━━ EXTRACTED INFORMATION ━━

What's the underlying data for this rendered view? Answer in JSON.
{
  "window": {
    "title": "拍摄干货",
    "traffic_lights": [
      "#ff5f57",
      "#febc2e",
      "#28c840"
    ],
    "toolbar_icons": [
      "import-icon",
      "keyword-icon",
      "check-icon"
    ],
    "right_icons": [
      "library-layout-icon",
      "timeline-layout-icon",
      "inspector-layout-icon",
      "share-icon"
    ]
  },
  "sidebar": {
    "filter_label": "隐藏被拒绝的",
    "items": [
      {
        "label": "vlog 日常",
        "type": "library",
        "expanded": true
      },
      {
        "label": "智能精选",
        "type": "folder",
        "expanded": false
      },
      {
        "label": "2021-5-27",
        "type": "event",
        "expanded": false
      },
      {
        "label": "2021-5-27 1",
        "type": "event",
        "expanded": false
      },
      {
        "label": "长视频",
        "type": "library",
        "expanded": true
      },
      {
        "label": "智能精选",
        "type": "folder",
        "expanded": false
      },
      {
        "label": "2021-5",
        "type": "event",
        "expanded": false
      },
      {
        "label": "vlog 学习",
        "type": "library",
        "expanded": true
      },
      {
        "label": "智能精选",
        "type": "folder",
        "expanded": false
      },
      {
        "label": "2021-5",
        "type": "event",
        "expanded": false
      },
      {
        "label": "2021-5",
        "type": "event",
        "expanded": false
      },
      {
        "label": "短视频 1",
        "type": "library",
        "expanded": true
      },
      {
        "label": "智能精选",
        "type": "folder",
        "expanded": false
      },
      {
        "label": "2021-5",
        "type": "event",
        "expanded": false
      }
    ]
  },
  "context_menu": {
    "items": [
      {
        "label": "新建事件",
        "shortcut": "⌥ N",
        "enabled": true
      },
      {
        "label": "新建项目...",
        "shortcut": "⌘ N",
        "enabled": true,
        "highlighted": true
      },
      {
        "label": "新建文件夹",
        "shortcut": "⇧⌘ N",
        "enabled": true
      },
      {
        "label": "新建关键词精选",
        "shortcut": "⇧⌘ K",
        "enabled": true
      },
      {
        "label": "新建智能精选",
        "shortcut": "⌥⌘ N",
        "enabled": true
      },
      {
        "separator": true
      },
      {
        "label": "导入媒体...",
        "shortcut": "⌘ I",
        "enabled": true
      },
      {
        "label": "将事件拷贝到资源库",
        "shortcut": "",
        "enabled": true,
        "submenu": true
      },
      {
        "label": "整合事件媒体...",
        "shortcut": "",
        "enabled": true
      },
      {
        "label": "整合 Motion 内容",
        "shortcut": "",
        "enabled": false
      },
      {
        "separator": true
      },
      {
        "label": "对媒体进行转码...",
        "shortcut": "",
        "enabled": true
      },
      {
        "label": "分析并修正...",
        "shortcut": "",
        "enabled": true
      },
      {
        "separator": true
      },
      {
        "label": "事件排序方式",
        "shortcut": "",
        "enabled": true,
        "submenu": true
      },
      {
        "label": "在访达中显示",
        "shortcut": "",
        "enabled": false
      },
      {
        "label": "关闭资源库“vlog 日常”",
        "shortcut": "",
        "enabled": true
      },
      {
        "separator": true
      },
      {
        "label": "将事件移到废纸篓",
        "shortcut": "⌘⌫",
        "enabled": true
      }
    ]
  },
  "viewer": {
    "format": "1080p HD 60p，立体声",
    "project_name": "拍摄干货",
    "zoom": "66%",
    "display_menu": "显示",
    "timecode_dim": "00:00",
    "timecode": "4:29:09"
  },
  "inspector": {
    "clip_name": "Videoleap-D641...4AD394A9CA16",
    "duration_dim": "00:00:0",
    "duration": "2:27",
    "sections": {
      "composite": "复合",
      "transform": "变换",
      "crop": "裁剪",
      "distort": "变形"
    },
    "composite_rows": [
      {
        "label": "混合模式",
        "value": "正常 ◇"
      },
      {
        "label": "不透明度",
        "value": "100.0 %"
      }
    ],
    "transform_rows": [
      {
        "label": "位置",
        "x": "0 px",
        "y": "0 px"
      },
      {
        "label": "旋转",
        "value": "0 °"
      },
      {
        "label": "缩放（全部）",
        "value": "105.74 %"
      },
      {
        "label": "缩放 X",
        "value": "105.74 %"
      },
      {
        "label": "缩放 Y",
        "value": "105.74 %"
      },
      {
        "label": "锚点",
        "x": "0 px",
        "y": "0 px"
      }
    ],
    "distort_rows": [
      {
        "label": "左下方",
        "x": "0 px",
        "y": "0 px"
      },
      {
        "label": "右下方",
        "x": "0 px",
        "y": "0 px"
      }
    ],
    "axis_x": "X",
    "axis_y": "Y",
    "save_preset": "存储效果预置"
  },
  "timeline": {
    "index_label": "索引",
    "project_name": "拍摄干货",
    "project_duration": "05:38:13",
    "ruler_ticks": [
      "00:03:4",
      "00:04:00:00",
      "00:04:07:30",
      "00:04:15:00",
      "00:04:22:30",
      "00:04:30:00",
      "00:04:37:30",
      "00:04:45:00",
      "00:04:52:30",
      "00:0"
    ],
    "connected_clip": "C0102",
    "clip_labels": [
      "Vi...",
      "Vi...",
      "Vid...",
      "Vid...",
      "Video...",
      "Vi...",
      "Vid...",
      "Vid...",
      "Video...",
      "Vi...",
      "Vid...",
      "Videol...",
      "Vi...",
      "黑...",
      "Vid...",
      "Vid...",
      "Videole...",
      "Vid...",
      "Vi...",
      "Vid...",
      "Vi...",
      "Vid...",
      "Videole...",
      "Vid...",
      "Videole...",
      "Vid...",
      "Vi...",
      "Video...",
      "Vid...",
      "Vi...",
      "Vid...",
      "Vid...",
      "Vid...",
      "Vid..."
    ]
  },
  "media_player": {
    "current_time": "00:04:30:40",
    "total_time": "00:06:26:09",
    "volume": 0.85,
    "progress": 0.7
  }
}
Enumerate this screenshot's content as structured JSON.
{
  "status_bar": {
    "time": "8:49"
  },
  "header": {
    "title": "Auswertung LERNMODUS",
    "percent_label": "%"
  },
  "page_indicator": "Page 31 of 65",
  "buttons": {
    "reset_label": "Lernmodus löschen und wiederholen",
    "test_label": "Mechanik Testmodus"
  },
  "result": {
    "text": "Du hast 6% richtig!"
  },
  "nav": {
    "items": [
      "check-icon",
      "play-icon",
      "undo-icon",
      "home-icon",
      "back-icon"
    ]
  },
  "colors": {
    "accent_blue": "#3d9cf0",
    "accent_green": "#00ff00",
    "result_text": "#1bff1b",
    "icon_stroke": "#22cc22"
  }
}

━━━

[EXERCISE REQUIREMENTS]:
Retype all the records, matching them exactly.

[OUTPUT]:
What's the underlying data for this rendered view? Answer in JSON.
{
  "window": {
    "title": "拍摄干货",
    "traffic_lights": [
      "#ff5f57",
      "#febc2e",
      "#28c840"
    ],
    "toolbar_icons": [
      "import-icon",
      "keyword-icon",
      "check-icon"
    ],
    "right_icons": [
      "library-layout-icon",
      "timeline-layout-icon",
      "inspector-layout-icon",
      "share-icon"
    ]
  },
  "sidebar": {
    "filter_label": "隐藏被拒绝的",
    "items": [
      {
        "label": "vlog 日常",
        "type": "library",
        "expanded": true
      },
      {
        "label": "智能精选",
        "type": "folder",
        "expanded": false
      },
      {
        "label": "2021-5-27",
        "type": "event",
        "expanded": false
      },
      {
        "label": "2021-5-27 1",
        "type": "event",
        "expanded": false
      },
      {
        "label": "长视频",
        "type": "library",
        "expanded": true
      },
      {
        "label": "智能精选",
        "type": "folder",
        "expanded": false
      },
      {
        "label": "2021-5",
        "type": "event",
        "expanded": false
      },
      {
        "label": "vlog 学习",
        "type": "library",
        "expanded": true
      },
      {
        "label": "智能精选",
        "type": "folder",
        "expanded": false
      },
      {
        "label": "2021-5",
        "type": "event",
        "expanded": false
      },
      {
        "label": "2021-5",
        "type": "event",
        "expanded": false
      },
      {
        "label": "短视频 1",
        "type": "library",
        "expanded": true
      },
      {
        "label": "智能精选",
        "type": "folder",
        "expanded": false
      },
      {
        "label": "2021-5",
        "type": "event",
        "expanded": false
      }
    ]
  },
  "context_menu": {
    "items": [
      {
        "label": "新建事件",
        "shortcut": "⌥ N",
        "enabled": true
      },
      {
        "label": "新建项目...",
        "shortcut": "⌘ N",
        "enabled": true,
        "highlighted": true
      },
      {
        "label": "新建文件夹",
        "shortcut": "⇧⌘ N",
        "enabled": true
      },
      {
        "label": "新建关键词精选",
        "shortcut": "⇧⌘ K",
        "enabled": true
      },
      {
        "label": "新建智能精选",
        "shortcut": "⌥⌘ N",
        "enabled": true
      },
      {
        "separator": true
      },
      {
        "label": "导入媒体...",
        "shortcut": "⌘ I",
        "enabled": true
      },
      {
        "label": "将事件拷贝到资源库",
        "shortcut": "",
        "enabled": true,
        "submenu": true
      },
      {
        "label": "整合事件媒体...",
        "shortcut": "",
        "enabled": true
      },
      {
        "label": "整合 Motion 内容",
        "shortcut": "",
        "enabled": false
      },
      {
        "separator": true
      },
      {
        "label": "对媒体进行转码...",
        "shortcut": "",
        "enabled": true
      },
      {
        "label": "分析并修正...",
        "shortcut": "",
        "enabled": true
      },
      {
        "separator": true
      },
      {
        "label": "事件排序方式",
        "shortcut": "",
        "enabled": true,
        "submenu": true
      },
      {
        "label": "在访达中显示",
        "shortcut": "",
        "enabled": false
      },
      {
        "label": "关闭资源库“vlog 日常”",
        "shortcut": "",
        "enabled": true
      },
      {
        "separator": true
      },
      {
        "label": "将事件移到废纸篓",
        "shortcut": "⌘⌫",
        "enabled": true
      }
    ]
  },
  "viewer": {
    "format": "1080p HD 60p，立体声",
    "project_name": "拍摄干货",
    "zoom": "66%",
    "display_menu": "显示",
    "timecode_dim": "00:00",
    "timecode": "4:29:09"
  },
  "inspector": {
    "clip_name": "Videoleap-D641...4AD394A9CA16",
    "duration_dim": "00:00:0",
    "duration": "2:27",
    "sections": {
      "composite": "复合",
      "transform": "变换",
      "crop": "裁剪",
      "distort": "变形"
    },
    "composite_rows": [
      {
        "label": "混合模式",
        "value": "正常 ◇"
      },
      {
        "label": "不透明度",
        "value": "100.0 %"
      }
    ],
    "transform_rows": [
      {
        "label": "位置",
        "x": "0 px",
        "y": "0 px"
      },
      {
        "label": "旋转",
        "value": "0 °"
      },
      {
        "label": "缩放（全部）",
        "value": "105.74 %"
      },
      {
        "label": "缩放 X",
        "value": "105.74 %"
      },
      {
        "label": "缩放 Y",
        "value": "105.74 %"
      },
      {
        "label": "锚点",
        "x": "0 px",
        "y": "0 px"
      }
    ],
    "distort_rows": [
      {
        "label": "左下方",
        "x": "0 px",
        "y": "0 px"
      },
      {
        "label": "右下方",
        "x": "0 px",
        "y": "0 px"
      }
    ],
    "axis_x": "X",
    "axis_y": "Y",
    "save_preset": "存储效果预置"
  },
  "timeline": {
    "index_label": "索引",
    "project_name": "拍摄干货",
    "project_duration": "05:38:13",
    "ruler_ticks": [
      "00:03:4",
      "00:04:00:00",
      "00:04:07:30",
      "00:04:15:00",
      "00:04:22:30",
      "00:04:30:00",
      "00:04:37:30",
      "00:04:45:00",
      "00:04:52:30",
      "00:0"
    ],
    "connected_clip": "C0102",
    "clip_labels": [
      "Vi...",
      "Vi...",
      "Vid...",
      "Vid...",
      "Video...",
      "Vi...",
      "Vid...",
      "Vid...",
      "Video...",
      "Vi...",
      "Vid...",
      "Videol...",
      "Vi...",
      "黑...",
      "Vid...",
      "Vid...",
      "Videole...",
      "Vid...",
      "Vi...",
      "Vid...",
      "Vi...",
      "Vid...",
      "Videole...",
      "Vid...",
      "Videole...",
      "Vid...",
      "Vi...",
      "Video...",
      "Vid...",
      "Vi...",
      "Vid...",
      "Vid...",
      "Vid...",
      "Vid..."
    ]
  },
  "media_player": {
    "current_time": "00:04:30:40",
    "total_time": "00:06:26:09",
    "volume": 0.85,
    "progress": 0.7
  }
}
Enumerate this screenshot's content as structured JSON.
{
  "status_bar": {
    "time": "8:49"
  },
  "header": {
    "title": "Auswertung LERNMODUS",
    "percent_label": "%"
  },
  "page_indicator": "Page 31 of 65",
  "buttons": {
    "reset_label": "Lernmodus löschen und wiederholen",
    "test_label": "Mechanik Testmodus"
  },
  "result": {
    "text": "Du hast 6% richtig!"
  },
  "nav": {
    "items": [
      "check-icon",
      "play-icon",
      "undo-icon",
      "home-icon",
      "back-icon"
    ]
  },
  "colors": {
    "accent_blue": "#3d9cf0",
    "accent_green": "#00ff00",
    "result_text": "#1bff1b",
    "icon_stroke": "#22cc22"
  }
}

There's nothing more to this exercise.